# REQUIREMENT
What lines below contain the string "Preferences"? List them all.

Items from an interface collection

Start of Block

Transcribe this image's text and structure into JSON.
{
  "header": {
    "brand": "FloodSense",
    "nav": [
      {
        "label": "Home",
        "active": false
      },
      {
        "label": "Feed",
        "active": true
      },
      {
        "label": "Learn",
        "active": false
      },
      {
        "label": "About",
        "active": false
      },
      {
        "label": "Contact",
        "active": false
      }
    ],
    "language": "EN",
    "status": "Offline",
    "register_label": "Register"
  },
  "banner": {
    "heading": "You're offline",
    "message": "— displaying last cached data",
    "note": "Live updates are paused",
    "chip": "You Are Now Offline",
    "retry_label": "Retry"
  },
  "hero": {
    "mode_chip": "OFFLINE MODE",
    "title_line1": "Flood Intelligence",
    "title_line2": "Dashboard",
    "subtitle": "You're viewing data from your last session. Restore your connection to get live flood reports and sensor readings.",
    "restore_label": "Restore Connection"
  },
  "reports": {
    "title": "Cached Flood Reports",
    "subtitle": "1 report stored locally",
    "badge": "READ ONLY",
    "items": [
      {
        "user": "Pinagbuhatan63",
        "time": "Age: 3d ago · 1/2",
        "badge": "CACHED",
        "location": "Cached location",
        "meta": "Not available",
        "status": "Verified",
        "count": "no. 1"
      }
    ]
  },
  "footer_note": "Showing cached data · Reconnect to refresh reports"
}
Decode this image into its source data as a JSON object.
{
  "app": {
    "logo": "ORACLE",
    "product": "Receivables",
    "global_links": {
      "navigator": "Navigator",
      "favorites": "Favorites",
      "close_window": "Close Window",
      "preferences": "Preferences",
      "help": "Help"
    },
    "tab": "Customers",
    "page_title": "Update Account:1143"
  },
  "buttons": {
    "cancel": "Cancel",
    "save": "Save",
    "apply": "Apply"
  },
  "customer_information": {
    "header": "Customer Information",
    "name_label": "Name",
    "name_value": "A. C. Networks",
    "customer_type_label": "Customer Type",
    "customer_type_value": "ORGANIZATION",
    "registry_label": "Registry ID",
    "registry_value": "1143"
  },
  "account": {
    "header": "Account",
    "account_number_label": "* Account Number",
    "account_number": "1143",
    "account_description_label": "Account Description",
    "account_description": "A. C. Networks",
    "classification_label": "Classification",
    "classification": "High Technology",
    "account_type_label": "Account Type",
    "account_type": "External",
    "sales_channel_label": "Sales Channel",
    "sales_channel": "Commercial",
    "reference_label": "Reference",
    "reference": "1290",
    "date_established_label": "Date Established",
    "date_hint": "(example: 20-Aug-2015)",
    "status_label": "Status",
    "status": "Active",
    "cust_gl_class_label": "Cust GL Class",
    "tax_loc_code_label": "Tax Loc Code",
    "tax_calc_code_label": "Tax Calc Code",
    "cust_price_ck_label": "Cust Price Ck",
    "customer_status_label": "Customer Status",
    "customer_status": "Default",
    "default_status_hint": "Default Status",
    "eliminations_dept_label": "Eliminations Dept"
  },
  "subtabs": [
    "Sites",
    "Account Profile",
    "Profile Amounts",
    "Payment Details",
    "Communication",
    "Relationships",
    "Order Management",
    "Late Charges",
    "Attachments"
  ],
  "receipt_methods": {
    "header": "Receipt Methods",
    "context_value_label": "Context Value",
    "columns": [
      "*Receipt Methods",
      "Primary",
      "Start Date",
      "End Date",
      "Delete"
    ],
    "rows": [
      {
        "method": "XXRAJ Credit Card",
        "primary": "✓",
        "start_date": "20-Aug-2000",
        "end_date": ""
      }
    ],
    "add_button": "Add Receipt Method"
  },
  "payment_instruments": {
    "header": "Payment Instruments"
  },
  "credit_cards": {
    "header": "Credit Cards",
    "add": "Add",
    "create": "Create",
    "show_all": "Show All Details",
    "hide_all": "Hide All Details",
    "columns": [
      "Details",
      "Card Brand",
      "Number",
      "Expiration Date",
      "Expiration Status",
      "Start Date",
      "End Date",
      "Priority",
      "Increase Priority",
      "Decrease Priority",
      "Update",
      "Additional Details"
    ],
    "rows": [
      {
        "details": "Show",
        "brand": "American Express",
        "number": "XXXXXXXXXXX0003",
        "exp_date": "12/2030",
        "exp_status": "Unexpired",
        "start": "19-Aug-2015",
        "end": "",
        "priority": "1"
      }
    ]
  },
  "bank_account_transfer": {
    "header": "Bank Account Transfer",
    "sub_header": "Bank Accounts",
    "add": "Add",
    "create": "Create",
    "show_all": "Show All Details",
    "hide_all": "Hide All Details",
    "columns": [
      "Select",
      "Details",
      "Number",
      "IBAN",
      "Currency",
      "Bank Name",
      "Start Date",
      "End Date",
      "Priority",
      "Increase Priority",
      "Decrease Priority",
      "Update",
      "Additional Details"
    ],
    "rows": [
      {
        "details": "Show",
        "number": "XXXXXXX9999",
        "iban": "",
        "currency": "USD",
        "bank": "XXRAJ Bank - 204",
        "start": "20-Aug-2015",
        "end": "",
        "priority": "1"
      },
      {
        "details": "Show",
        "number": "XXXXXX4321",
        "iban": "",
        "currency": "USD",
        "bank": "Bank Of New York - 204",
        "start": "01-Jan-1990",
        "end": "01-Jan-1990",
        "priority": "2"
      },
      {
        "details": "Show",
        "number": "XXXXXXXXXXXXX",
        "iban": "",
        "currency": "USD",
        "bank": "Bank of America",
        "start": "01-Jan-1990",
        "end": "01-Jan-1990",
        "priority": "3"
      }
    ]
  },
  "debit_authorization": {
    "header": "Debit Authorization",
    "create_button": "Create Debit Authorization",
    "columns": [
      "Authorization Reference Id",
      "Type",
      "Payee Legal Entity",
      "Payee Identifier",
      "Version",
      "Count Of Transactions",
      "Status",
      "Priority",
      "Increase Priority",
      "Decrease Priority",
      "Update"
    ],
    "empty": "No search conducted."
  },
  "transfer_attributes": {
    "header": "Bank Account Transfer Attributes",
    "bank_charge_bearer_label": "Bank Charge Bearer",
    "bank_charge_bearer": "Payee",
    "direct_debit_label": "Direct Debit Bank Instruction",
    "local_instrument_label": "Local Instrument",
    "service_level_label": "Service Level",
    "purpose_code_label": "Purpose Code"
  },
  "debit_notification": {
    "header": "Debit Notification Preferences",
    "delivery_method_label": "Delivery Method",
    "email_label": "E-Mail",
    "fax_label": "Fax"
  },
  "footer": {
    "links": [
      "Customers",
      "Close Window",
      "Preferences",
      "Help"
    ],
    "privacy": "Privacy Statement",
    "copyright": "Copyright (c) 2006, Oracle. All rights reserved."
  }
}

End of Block

# RESPONSE
      "preferences": "Preferences",
    "header": "Debit Notification Preferences",
      "Preferences",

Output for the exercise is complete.